**WHAT YOU NEED TO DO**
The material beneath this line should be printed exactly, with its pictures omitted.

■ ■ ■ ■ ■ ■ ■

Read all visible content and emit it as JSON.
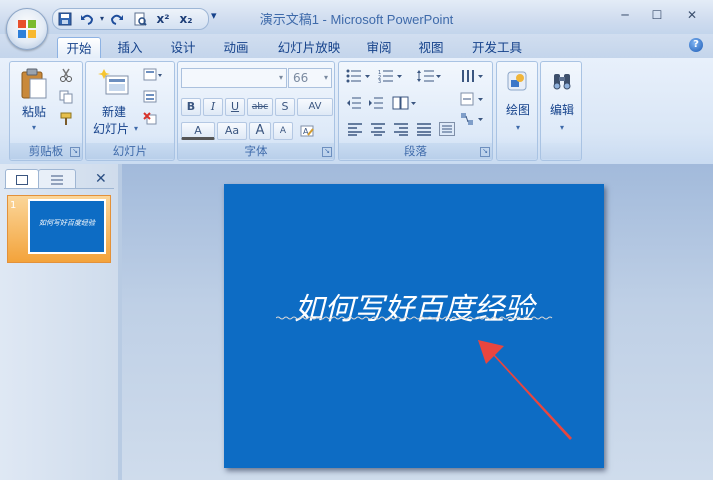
{
  "window": {
    "title": "演示文稿1 - Microsoft PowerPoint",
    "minimize": "─",
    "maximize": "☐",
    "close": "✕"
  },
  "quick_access": {
    "icons": [
      "save-icon",
      "undo-icon",
      "redo-icon",
      "print-preview-icon",
      "superscript-icon",
      "subscript-icon"
    ],
    "superscript": "x²",
    "subscript": "x₂",
    "more": "▾"
  },
  "tabs": [
    {
      "label": "开始",
      "active": true
    },
    {
      "label": "插入"
    },
    {
      "label": "设计"
    },
    {
      "label": "动画"
    },
    {
      "label": "幻灯片放映"
    },
    {
      "label": "审阅"
    },
    {
      "label": "视图"
    },
    {
      "label": "开发工具"
    }
  ],
  "help": "?",
  "ribbon": {
    "clipboard": {
      "paste_label": "粘贴",
      "group_label": "剪贴板"
    },
    "slides": {
      "new_slide_line1": "新建",
      "new_slide_line2": "幻灯片",
      "group_label": "幻灯片"
    },
    "font": {
      "font_name": "",
      "font_size": "66",
      "bold": "B",
      "italic": "I",
      "underline": "U",
      "strike": "abc",
      "shadow": "S",
      "spacing": "AV",
      "color": "A",
      "case": "Aa",
      "grow": "A",
      "shrink": "A",
      "group_label": "字体"
    },
    "paragraph": {
      "group_label": "段落"
    },
    "drawing": {
      "label": "绘图"
    },
    "editing": {
      "label": "编辑"
    }
  },
  "slides_pane": {
    "close": "✕",
    "thumbnails": [
      {
        "number": "1",
        "text": "如何写好百度经验"
      }
    ]
  },
  "slide": {
    "title": "如何写好百度经验",
    "background": "#0d6cc4",
    "annotation": "red-arrow-pointing-to-squiggly-underline"
  },
  "colors": {
    "accent_orange": "#f3a33b",
    "arrow_red": "#e8463f",
    "ribbon_blue": "#15428b"
  }
}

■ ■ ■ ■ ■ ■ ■

**OUTPUT OF THE EXERCISE**
Read all visible content and emit it as JSON.
{
  "window": {
    "title": "演示文稿1 - Microsoft PowerPoint",
    "minimize": "─",
    "maximize": "☐",
    "close": "✕"
  },
  "quick_access": {
    "icons": [
      "save-icon",
      "undo-icon",
      "redo-icon",
      "print-preview-icon",
      "superscript-icon",
      "subscript-icon"
    ],
    "superscript": "x²",
    "subscript": "x₂",
    "more": "▾"
  },
  "tabs": [
    {
      "label": "开始",
      "active": true
    },
    {
      "label": "插入"
    },
    {
      "label": "设计"
    },
    {
      "label": "动画"
    },
    {
      "label": "幻灯片放映"
    },
    {
      "label": "审阅"
    },
    {
      "label": "视图"
    },
    {
      "label": "开发工具"
    }
  ],
  "help": "?",
  "ribbon": {
    "clipboard": {
      "paste_label": "粘贴",
      "group_label": "剪贴板"
    },
    "slides": {
      "new_slide_line1": "新建",
      "new_slide_line2": "幻灯片",
      "group_label": "幻灯片"
    },
    "font": {
      "font_name": "",
      "font_size": "66",
      "bold": "B",
      "italic": "I",
      "underline": "U",
      "strike": "abc",
      "shadow": "S",
      "spacing": "AV",
      "color": "A",
      "case": "Aa",
      "grow": "A",
      "shrink": "A",
      "group_label": "字体"
    },
    "paragraph": {
      "group_label": "段落"
    },
    "drawing": {
      "label": "绘图"
    },
    "editing": {
      "label": "编辑"
    }
  },
  "slides_pane": {
    "close": "✕",
    "thumbnails": [
      {
        "number": "1",
        "text": "如何写好百度经验"
      }
    ]
  },
  "slide": {
    "title": "如何写好百度经验",
    "background": "#0d6cc4",
    "annotation": "red-arrow-pointing-to-squiggly-underline"
  },
  "colors": {
    "accent_orange": "#f3a33b",
    "arrow_red": "#e8463f",
    "ribbon_blue": "#15428b"
  }
}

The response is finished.